The role of an independent director is an unenviable one, argues Nitin Mittal
To be, or not to be, that is the dilemma a number of independent directors are grappling with these days. In the Punjab National Bank scam involving Nirav Modi, three independent directors of one of the accused companies saw their assets, including bank accounts, frozen after a National Company Law Tribunal (NCLT) order.
They were also restrained from transferring or disposing funds and properties without NCLT approvals, until they received a temporary reprieve from the Supreme Court six months later. The future is still uncertain for the directors in question as investigations are ongoing. In another case, in the insolvency petition involving Jaiprakash Associates, the Supreme Court issued an order restraining the company’s independent directors from transferring personal assets. This was unprecedented and sent the independent directors scampering for legal advice on their exposure, even though they were not involved in operational decision-making of the company.
Last year, several independent directors, in prominent companies, such as Jet Airways, Yes Bank and DHFL, resigned before their terms ended. More recently, some independent directors were prosecuted for dishonouring cheques even though they were not involved in day-to-day management. All directors are made party to such cases to put pressure on the companies and their boards. Independent directors have always considered their obligations and responsibilities to be different from that of executive or non-executive directors and do not expect to be prosecuted for defaults by the company and its officers in ordinary course of business.
Their defence has been that they are only advising on strategy and are not privy to the day-to-day decisions of the company and, therefore, cannot be held accountable for defaults by the company incurred due to errors, omissions, negligence by other executive directors or officers.
The earlier charm of becoming an independent director has given way to scepticism and has made it an unenviable position to be in. The Securities and Exchange Board of India (Listing Obligations and Disclosure Requirements) (Amendment) Regulations, 2018, has put additional obligations on independent directors.

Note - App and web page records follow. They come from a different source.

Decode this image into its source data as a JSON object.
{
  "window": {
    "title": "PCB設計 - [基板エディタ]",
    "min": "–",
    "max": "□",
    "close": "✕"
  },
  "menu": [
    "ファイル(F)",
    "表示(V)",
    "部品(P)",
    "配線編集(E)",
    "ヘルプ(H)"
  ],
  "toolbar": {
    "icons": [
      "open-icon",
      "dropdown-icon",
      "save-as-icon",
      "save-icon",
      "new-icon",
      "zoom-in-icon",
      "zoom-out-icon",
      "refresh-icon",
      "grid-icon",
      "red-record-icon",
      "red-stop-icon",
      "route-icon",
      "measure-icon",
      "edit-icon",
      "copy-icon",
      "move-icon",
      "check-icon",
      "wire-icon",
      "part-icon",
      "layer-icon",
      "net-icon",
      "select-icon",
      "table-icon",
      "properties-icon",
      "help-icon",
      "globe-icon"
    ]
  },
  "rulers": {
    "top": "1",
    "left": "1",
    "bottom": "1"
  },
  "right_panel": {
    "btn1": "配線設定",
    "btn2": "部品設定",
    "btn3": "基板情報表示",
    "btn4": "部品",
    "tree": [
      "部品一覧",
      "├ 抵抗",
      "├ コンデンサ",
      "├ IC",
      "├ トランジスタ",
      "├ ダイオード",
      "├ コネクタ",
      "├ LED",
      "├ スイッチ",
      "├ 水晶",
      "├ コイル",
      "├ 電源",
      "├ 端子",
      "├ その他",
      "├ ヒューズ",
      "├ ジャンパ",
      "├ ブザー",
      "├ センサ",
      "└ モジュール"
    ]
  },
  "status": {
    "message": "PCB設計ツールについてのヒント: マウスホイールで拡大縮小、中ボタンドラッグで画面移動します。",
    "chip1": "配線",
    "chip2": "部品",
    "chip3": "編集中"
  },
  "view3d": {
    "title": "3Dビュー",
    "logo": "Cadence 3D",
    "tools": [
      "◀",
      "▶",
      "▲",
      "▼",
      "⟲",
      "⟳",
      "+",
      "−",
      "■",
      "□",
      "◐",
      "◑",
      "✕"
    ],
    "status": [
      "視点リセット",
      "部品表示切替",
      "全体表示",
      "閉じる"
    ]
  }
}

The law, as it stands today, does not differentiate between executive and independent directors when penal provisions under section 166 are applied in case of default by the board or the company, except in certain cases under section 2(60) and 149(12).
In fact, there is a detailed code of conduct, role and functions, duties for independent directors under schedule IV of the act. Independent directors are expected to bring an objective view in the evaluation of the performance of the board and management, ensure that the management meets goals and objectives and monitor the reporting of performance, ensure the integrity of financial information, financial controls and risk management systems, safeguard the interest of all stakeholders, particularly the minority shareholders, balance the conflicting interests of all stakeholders, and moderate and arbitrate in situations of conflict between the management and shareholders.
An independent director is also an officer in default for any contravention of the act, if they are aware of such contravention by virtue of receipt of any proceedings of the board or participation in such proceedings without objecting to it, or where such contravention had taken place with their consent or connivance.
Section 149(12) limits the liability of an independent director “only in respect of acts of omission or commission by a company that had occurred with his knowledge, attributable through board processes, and with his consent or connivance or where he had not acted diligently”.
Independent directors are also required to review and approve related-party transactions and ensure that they are in the interests of the company and ensure that the company has an adequate and functional vigil mechanism.
Independent directors are often paid miserly compensation in the form of sitting fees, and in some cases commission from profits. They are paid considerably less than their counterparts in other more developed markets. The law caps sitting fees per board or committee meeting to ₹100,000 (US$1400) and commissions at 1% of its profit for all directors combined. Increasing the limits, some observers say, can be cause for conflict of interest. The question, however, is whether this cap on remuneration is fair given the increase in obligations and expectation from independent directors.
Prospective candidates for independent directors’ roles will need to think hard before considering taking up the onerous task.
Nitin Mittal is the head of legal and company secretary at Signify India. The author’s views are personal.